**Interval Notation** is a method to denote that all numbers that lie between two other numbers belong to a set, with or without including the two numbers.

The two numbers are called the “** endpoints”** of the interval.

**Question: How to represent all the real numbers that lie between 2 and 5?**

**Answer: the interval notation is the method or the set that will denote the existence of all real numbers between 2 and 5, including or excluding 2 and 5 as the case may be. **

But how? As follows:

The Interval notation, which is actually a ** set **uses either Brackets or Parentheses.

The Bracket symbol [ ] is used for inclusive counting, while the

Parentheses symbol ( ) is used for exclusive counting.

**Brackets [ ]**

The Interval notation making use of Brackets is used for inclusive counting, i.e. for counting all the numbers between the two endpoints, including the two endpoints.

**Example **

All real numbers between 2 and 5, including 2 and 5 is denoted as [2, 5]

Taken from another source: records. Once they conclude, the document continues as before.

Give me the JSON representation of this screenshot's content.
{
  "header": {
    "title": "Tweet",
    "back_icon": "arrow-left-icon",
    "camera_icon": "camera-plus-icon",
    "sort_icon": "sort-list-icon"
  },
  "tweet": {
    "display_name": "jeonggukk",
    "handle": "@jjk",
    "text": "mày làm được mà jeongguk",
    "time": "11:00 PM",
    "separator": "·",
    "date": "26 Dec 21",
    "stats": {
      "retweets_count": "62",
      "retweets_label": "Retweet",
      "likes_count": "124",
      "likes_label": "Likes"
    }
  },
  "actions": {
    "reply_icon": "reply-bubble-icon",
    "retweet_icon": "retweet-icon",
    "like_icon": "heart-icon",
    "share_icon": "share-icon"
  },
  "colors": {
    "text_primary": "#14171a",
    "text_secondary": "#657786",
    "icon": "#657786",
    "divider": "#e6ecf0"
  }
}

The interval [2, 5] making use of the brackets [ ] denotes the set containing all the real numbers that lie between 2 and 5, including the two endpoints 2 and 5.

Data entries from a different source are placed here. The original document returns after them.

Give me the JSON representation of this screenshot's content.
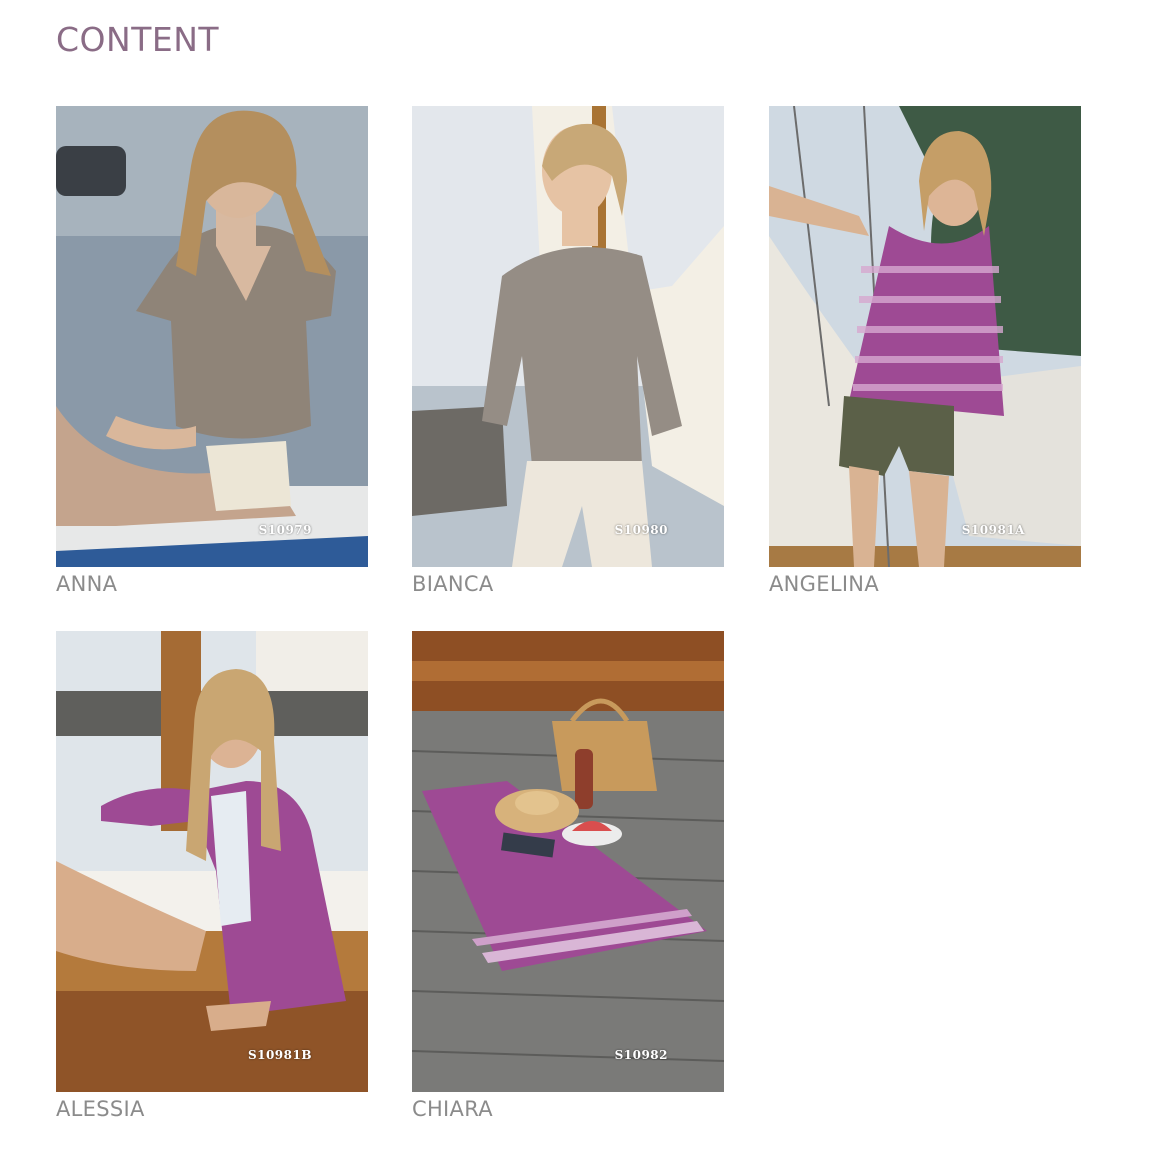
{
  "page": {
    "title": "CONTENT"
  },
  "items": [
    {
      "name": "ANNA",
      "code": "S10979",
      "garment": "grey short-sleeve v-neck sweater"
    },
    {
      "name": "BIANCA",
      "code": "S10980",
      "garment": "grey long-sleeve sweater"
    },
    {
      "name": "ANGELINA",
      "code": "S10981A",
      "garment": "purple striped tank top"
    },
    {
      "name": "ALESSIA",
      "code": "S10981B",
      "garment": "purple cardigan"
    },
    {
      "name": "CHIARA",
      "code": "S10982",
      "garment": "purple striped blanket"
    }
  ],
  "colors": {
    "title": "#8a6c86",
    "caption": "#8b8b8b",
    "purple_knit": "#9e4a94",
    "grey_knit": "#8f8478"
  }
}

**2. Parentheses: ( )**

Interval notation making use of Parentheses is for exclusive counting, i.e. for counting only numbers that lie between the two endpoints, excluding the two endpoints.

**Example**

All real numbers lying between 2 and 5, excluding 2 and 5 is denoted by the interval (2, 5)

The interval (2, 5) using parentheses ( ) denotes the set containing only the real numbers that lie between 2 and 5, without including the two endpoints 2 and 5.

Important note about interval notation using parentheses:

For parentheses type of interval notation, brackets may also be used, but they must be written inverted.

For example the interval (2, 5) can also be denoted with inverted square brackets as below:

**1. Closed interval: **

The interval notation [2, 5] is called closed interval for expressing the fact or property that the set (i.e. the interval) contains all real numbers from 2 to 5, including the end points 2 and 5.

**2. Open Interval: **

The interval notation (2, 5) is called open interval for expressing the fact or property that the set (i.e. the interval) contains all real numbers from 2 to 5, excluding the end points 2 and 5.

**Other possible types of interval notation: **

**3. Left Closed Right Open Interval notation: [ )**

For example: [2, 5) is an interval or set that contains all real numbers between 2 and 5, including 2 and excluding 5.

**4. Left open, right closed interval notation ( ]**

For example (2, 5] is an interval or set that contains all real numbers between 2 and 5, excluding 2 and including 5.

**Interval Notation with Infinity: **

Since Infinity is not a number, but only a concept, therefore, only open interval can be written for it.

**1. With positive infinity**

the interval notation for all real numbers greater than or equal to 2 is **[2, **∞**)**

**2. With negative infinity**

The interval notation for all real numbers less than or equal to 2 is (- ∞, 2]

**Scientific notation. **

**Types of intervals. **